== YOUR INSTRUCTIONS ==
Every line of the data below should be retyped exactly, with no images carried over.

== THE DATA ==
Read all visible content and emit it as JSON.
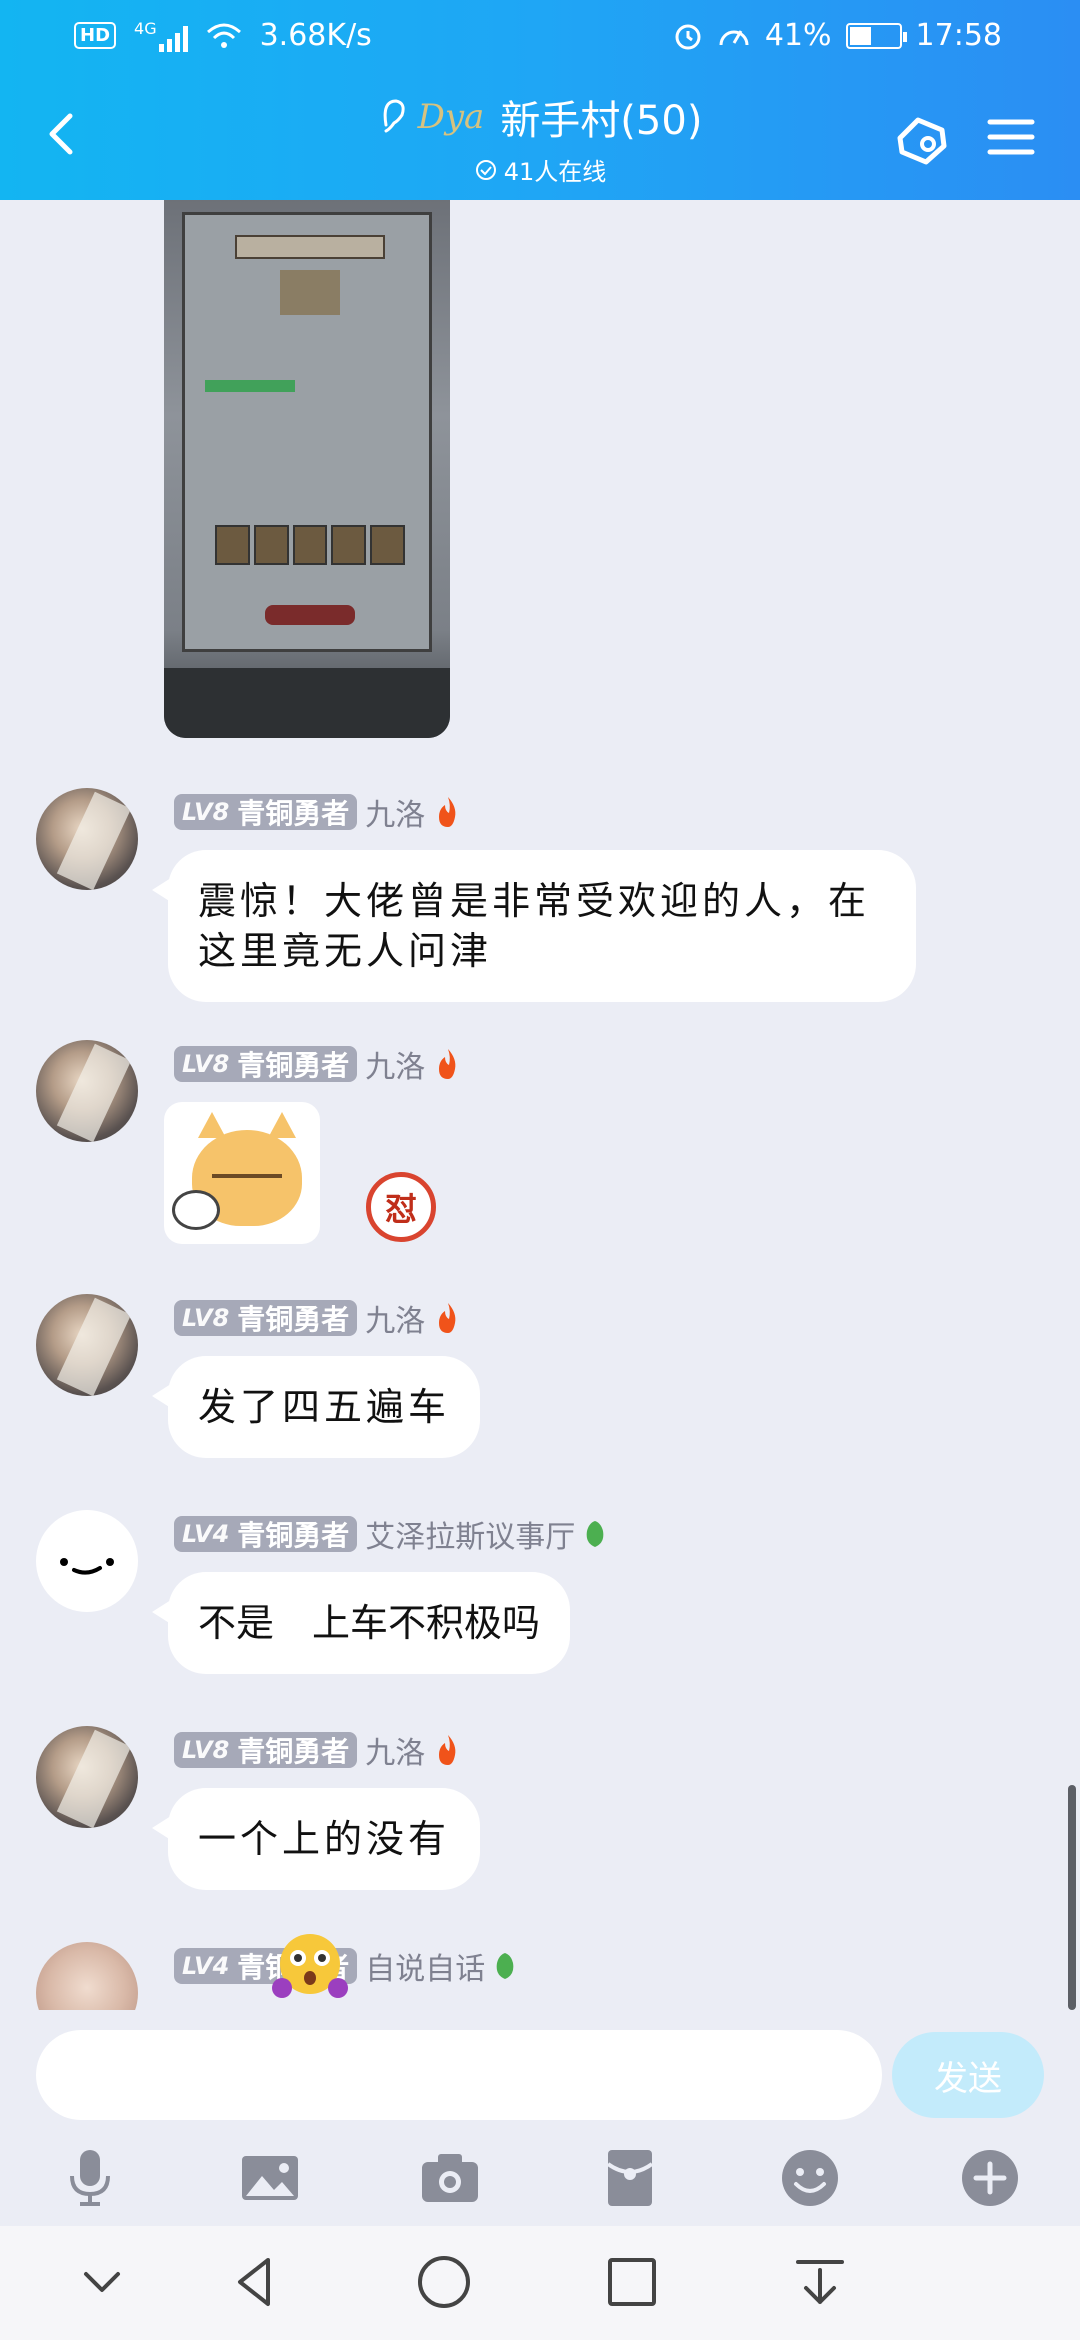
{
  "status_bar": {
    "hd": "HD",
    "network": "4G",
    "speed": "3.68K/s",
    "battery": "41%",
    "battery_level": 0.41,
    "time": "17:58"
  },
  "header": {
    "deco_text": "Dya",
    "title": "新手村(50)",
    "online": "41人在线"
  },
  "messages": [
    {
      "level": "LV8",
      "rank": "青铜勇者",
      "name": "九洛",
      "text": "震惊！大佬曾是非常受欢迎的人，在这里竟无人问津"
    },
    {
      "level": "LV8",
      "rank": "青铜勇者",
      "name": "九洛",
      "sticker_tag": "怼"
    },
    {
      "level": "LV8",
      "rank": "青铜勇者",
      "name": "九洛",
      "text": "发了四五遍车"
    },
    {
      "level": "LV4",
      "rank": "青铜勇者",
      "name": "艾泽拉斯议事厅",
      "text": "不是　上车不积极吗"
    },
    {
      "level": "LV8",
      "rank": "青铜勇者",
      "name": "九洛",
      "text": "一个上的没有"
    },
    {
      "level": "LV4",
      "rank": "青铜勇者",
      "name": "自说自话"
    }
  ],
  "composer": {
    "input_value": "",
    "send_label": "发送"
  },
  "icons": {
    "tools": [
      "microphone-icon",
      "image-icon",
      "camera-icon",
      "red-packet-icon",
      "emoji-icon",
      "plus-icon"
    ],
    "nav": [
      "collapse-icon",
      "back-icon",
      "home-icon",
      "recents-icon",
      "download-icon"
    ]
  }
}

== ANSWER TO THIS PROBLEM ==
Read all visible content and emit it as JSON.
{
  "status_bar": {
    "hd": "HD",
    "network": "4G",
    "speed": "3.68K/s",
    "battery": "41%",
    "battery_level": 0.41,
    "time": "17:58"
  },
  "header": {
    "deco_text": "Dya",
    "title": "新手村(50)",
    "online": "41人在线"
  },
  "messages": [
    {
      "level": "LV8",
      "rank": "青铜勇者",
      "name": "九洛",
      "text": "震惊！大佬曾是非常受欢迎的人，在这里竟无人问津"
    },
    {
      "level": "LV8",
      "rank": "青铜勇者",
      "name": "九洛",
      "sticker_tag": "怼"
    },
    {
      "level": "LV8",
      "rank": "青铜勇者",
      "name": "九洛",
      "text": "发了四五遍车"
    },
    {
      "level": "LV4",
      "rank": "青铜勇者",
      "name": "艾泽拉斯议事厅",
      "text": "不是　上车不积极吗"
    },
    {
      "level": "LV8",
      "rank": "青铜勇者",
      "name": "九洛",
      "text": "一个上的没有"
    },
    {
      "level": "LV4",
      "rank": "青铜勇者",
      "name": "自说自话"
    }
  ],
  "composer": {
    "input_value": "",
    "send_label": "发送"
  },
  "icons": {
    "tools": [
      "microphone-icon",
      "image-icon",
      "camera-icon",
      "red-packet-icon",
      "emoji-icon",
      "plus-icon"
    ],
    "nav": [
      "collapse-icon",
      "back-icon",
      "home-icon",
      "recents-icon",
      "download-icon"
    ]
  }
}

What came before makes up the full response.